Use a small bowl and add a few drops of red food coloring then add some water and mix well. Just dip the fluted edges of the filters (10 or so at a time) in the bowl and watch the color move up. Separate and place on paper towels to dry. Note: If you make a larger cardboard form you will need more coffee filters.

Step Two - optional: Cut the fluted edges into petals as pictured below.



This makes the filters look a little like roses when they are gathered and placed on the cardboard form. Iron the filters if needed then stack them together and cut away!  You get a slightly different look when you don't do this step.

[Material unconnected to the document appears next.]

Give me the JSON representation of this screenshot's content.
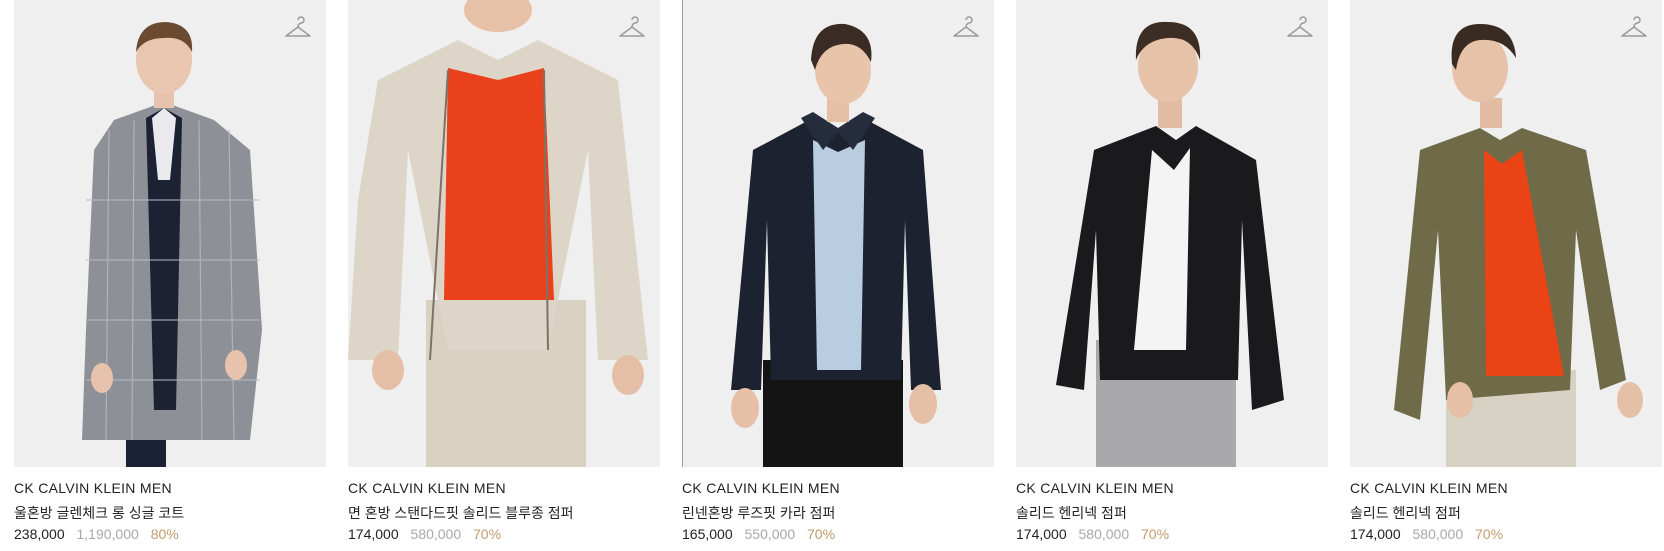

Note: You can also use natural colored coffee filters.

Step Three - optional: Make the template for the cardboard form.



My finished template is approximately 14 inches across by 11 inches tall by 2 inches wide.  Cut out the template, iron to the cardboard and mark with a pencil or marker. (I like the pencil better because it makes a tiny indent for your rotary cutter...just a little easier.)

Step Four: Make the cardboard form.


If not using a template make a heart shape approximately 14 inches across by 11 inches tall by 2 inches wide. Cut out the cardboard using a rotary cutter or scissors. Note: If you make a larger cardboard form or one to fill in completely you will need more coffee filters.


Step Five - optional: Make the hangers for attaching the ribbon to hang the heart.


Yippee, you get to use your low temp glue gun. Bend your two soda tabs slightly and glue the portion without the hole to the cardboard form. Make sure to have the hole side of the tab on the top and place on the top portion of the heart with the hole flared away from the cardboard. Use lots and lots of glue and let it dry before proceeding.

Step Six: Gather the filters and make a flower shape.


Step Seven: Tape to cardboard form.


Apply your permanent double sided tape to the cardboard form then press a gathered filter onto the tape. Continue taping then gathering and pressing more filters until the form is completely covered in the design of your choice.

Step Eight - optional: Add ribbon to hang the heart.


I used two pieces of 1/2 inch satin ribbon, each about 22 inches long. If you skip this step then just push your cardboard onto your nail, still cute.

Step Nine: Admire!


I would love to see a photo of your finished wreath!